### Dataset records
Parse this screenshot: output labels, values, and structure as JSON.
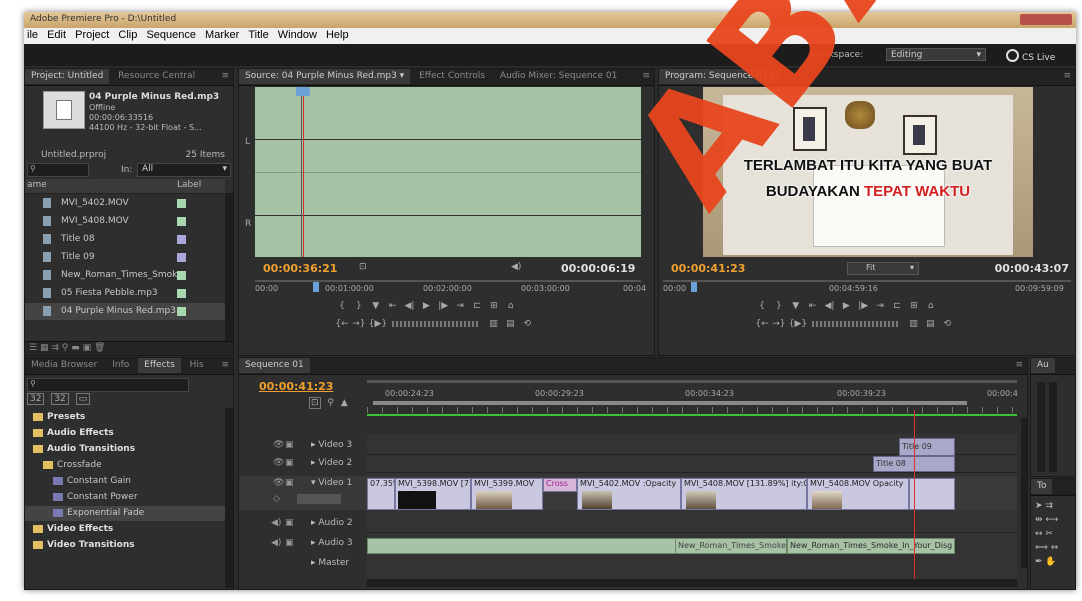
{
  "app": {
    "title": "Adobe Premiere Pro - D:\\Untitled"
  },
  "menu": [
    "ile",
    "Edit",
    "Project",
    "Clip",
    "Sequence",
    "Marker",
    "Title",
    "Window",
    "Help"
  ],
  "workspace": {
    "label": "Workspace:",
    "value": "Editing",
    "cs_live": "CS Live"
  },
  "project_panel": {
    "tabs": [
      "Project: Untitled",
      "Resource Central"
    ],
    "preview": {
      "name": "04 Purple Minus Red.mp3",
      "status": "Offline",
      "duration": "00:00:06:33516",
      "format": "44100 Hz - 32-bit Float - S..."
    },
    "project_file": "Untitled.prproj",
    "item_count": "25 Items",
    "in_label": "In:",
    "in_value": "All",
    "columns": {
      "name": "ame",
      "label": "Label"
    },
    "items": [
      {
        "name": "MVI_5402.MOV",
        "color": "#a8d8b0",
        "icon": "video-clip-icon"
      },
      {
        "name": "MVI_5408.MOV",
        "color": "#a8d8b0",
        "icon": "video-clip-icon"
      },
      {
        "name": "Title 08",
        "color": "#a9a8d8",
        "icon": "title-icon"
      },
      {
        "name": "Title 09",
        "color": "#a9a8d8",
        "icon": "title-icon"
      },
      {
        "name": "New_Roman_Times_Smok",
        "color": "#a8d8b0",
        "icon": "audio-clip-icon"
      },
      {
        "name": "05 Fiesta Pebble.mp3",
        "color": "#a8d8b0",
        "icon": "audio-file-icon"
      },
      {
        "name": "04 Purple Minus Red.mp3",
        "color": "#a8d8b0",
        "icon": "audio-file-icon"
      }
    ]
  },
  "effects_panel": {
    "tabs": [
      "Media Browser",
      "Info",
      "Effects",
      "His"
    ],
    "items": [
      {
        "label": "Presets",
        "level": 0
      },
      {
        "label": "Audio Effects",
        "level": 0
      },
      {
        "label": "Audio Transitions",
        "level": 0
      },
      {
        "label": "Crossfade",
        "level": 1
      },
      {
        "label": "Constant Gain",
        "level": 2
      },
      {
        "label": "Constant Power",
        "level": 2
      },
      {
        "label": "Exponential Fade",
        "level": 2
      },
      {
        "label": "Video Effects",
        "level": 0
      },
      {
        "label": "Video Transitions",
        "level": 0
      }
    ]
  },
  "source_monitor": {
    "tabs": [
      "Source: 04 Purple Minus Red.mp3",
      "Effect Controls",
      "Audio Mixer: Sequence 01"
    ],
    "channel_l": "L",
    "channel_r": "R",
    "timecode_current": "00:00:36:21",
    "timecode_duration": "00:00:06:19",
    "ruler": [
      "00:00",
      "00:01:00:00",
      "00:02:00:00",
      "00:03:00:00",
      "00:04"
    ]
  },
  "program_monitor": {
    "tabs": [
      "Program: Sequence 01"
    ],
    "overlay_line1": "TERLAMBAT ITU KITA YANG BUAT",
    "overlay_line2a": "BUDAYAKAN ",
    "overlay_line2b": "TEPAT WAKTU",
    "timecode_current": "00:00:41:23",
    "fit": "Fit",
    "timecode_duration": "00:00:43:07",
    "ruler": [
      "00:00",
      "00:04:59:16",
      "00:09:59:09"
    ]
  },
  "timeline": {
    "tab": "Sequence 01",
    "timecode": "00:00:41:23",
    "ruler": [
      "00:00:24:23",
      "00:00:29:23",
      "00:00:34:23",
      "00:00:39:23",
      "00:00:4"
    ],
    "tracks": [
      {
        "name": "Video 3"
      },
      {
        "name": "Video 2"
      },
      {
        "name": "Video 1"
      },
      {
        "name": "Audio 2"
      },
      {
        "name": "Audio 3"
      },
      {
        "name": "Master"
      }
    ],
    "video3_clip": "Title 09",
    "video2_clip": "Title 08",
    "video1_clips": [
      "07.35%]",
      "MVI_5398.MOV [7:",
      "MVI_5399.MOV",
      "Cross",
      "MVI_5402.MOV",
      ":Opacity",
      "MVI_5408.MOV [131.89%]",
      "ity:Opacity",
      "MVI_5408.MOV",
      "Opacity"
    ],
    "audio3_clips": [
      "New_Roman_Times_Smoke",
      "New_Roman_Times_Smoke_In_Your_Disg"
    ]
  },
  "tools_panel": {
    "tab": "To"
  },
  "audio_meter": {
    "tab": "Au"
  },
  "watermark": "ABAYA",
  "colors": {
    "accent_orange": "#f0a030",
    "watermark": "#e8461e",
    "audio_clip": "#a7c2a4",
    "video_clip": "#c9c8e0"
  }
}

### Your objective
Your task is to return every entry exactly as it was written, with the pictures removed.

### Solution
Parse this screenshot: output labels, values, and structure as JSON.
{
  "app": {
    "title": "Adobe Premiere Pro - D:\\Untitled"
  },
  "menu": [
    "ile",
    "Edit",
    "Project",
    "Clip",
    "Sequence",
    "Marker",
    "Title",
    "Window",
    "Help"
  ],
  "workspace": {
    "label": "Workspace:",
    "value": "Editing",
    "cs_live": "CS Live"
  },
  "project_panel": {
    "tabs": [
      "Project: Untitled",
      "Resource Central"
    ],
    "preview": {
      "name": "04 Purple Minus Red.mp3",
      "status": "Offline",
      "duration": "00:00:06:33516",
      "format": "44100 Hz - 32-bit Float - S..."
    },
    "project_file": "Untitled.prproj",
    "item_count": "25 Items",
    "in_label": "In:",
    "in_value": "All",
    "columns": {
      "name": "ame",
      "label": "Label"
    },
    "items": [
      {
        "name": "MVI_5402.MOV",
        "color": "#a8d8b0",
        "icon": "video-clip-icon"
      },
      {
        "name": "MVI_5408.MOV",
        "color": "#a8d8b0",
        "icon": "video-clip-icon"
      },
      {
        "name": "Title 08",
        "color": "#a9a8d8",
        "icon": "title-icon"
      },
      {
        "name": "Title 09",
        "color": "#a9a8d8",
        "icon": "title-icon"
      },
      {
        "name": "New_Roman_Times_Smok",
        "color": "#a8d8b0",
        "icon": "audio-clip-icon"
      },
      {
        "name": "05 Fiesta Pebble.mp3",
        "color": "#a8d8b0",
        "icon": "audio-file-icon"
      },
      {
        "name": "04 Purple Minus Red.mp3",
        "color": "#a8d8b0",
        "icon": "audio-file-icon"
      }
    ]
  },
  "effects_panel": {
    "tabs": [
      "Media Browser",
      "Info",
      "Effects",
      "His"
    ],
    "items": [
      {
        "label": "Presets",
        "level": 0
      },
      {
        "label": "Audio Effects",
        "level": 0
      },
      {
        "label": "Audio Transitions",
        "level": 0
      },
      {
        "label": "Crossfade",
        "level": 1
      },
      {
        "label": "Constant Gain",
        "level": 2
      },
      {
        "label": "Constant Power",
        "level": 2
      },
      {
        "label": "Exponential Fade",
        "level": 2
      },
      {
        "label": "Video Effects",
        "level": 0
      },
      {
        "label": "Video Transitions",
        "level": 0
      }
    ]
  },
  "source_monitor": {
    "tabs": [
      "Source: 04 Purple Minus Red.mp3",
      "Effect Controls",
      "Audio Mixer: Sequence 01"
    ],
    "channel_l": "L",
    "channel_r": "R",
    "timecode_current": "00:00:36:21",
    "timecode_duration": "00:00:06:19",
    "ruler": [
      "00:00",
      "00:01:00:00",
      "00:02:00:00",
      "00:03:00:00",
      "00:04"
    ]
  },
  "program_monitor": {
    "tabs": [
      "Program: Sequence 01"
    ],
    "overlay_line1": "TERLAMBAT ITU KITA YANG BUAT",
    "overlay_line2a": "BUDAYAKAN ",
    "overlay_line2b": "TEPAT WAKTU",
    "timecode_current": "00:00:41:23",
    "fit": "Fit",
    "timecode_duration": "00:00:43:07",
    "ruler": [
      "00:00",
      "00:04:59:16",
      "00:09:59:09"
    ]
  },
  "timeline": {
    "tab": "Sequence 01",
    "timecode": "00:00:41:23",
    "ruler": [
      "00:00:24:23",
      "00:00:29:23",
      "00:00:34:23",
      "00:00:39:23",
      "00:00:4"
    ],
    "tracks": [
      {
        "name": "Video 3"
      },
      {
        "name": "Video 2"
      },
      {
        "name": "Video 1"
      },
      {
        "name": "Audio 2"
      },
      {
        "name": "Audio 3"
      },
      {
        "name": "Master"
      }
    ],
    "video3_clip": "Title 09",
    "video2_clip": "Title 08",
    "video1_clips": [
      "07.35%]",
      "MVI_5398.MOV [7:",
      "MVI_5399.MOV",
      "Cross",
      "MVI_5402.MOV",
      ":Opacity",
      "MVI_5408.MOV [131.89%]",
      "ity:Opacity",
      "MVI_5408.MOV",
      "Opacity"
    ],
    "audio3_clips": [
      "New_Roman_Times_Smoke",
      "New_Roman_Times_Smoke_In_Your_Disg"
    ]
  },
  "tools_panel": {
    "tab": "To"
  },
  "audio_meter": {
    "tab": "Au"
  },
  "watermark": "ABAYA",
  "colors": {
    "accent_orange": "#f0a030",
    "watermark": "#e8461e",
    "audio_clip": "#a7c2a4",
    "video_clip": "#c9c8e0"
  }
}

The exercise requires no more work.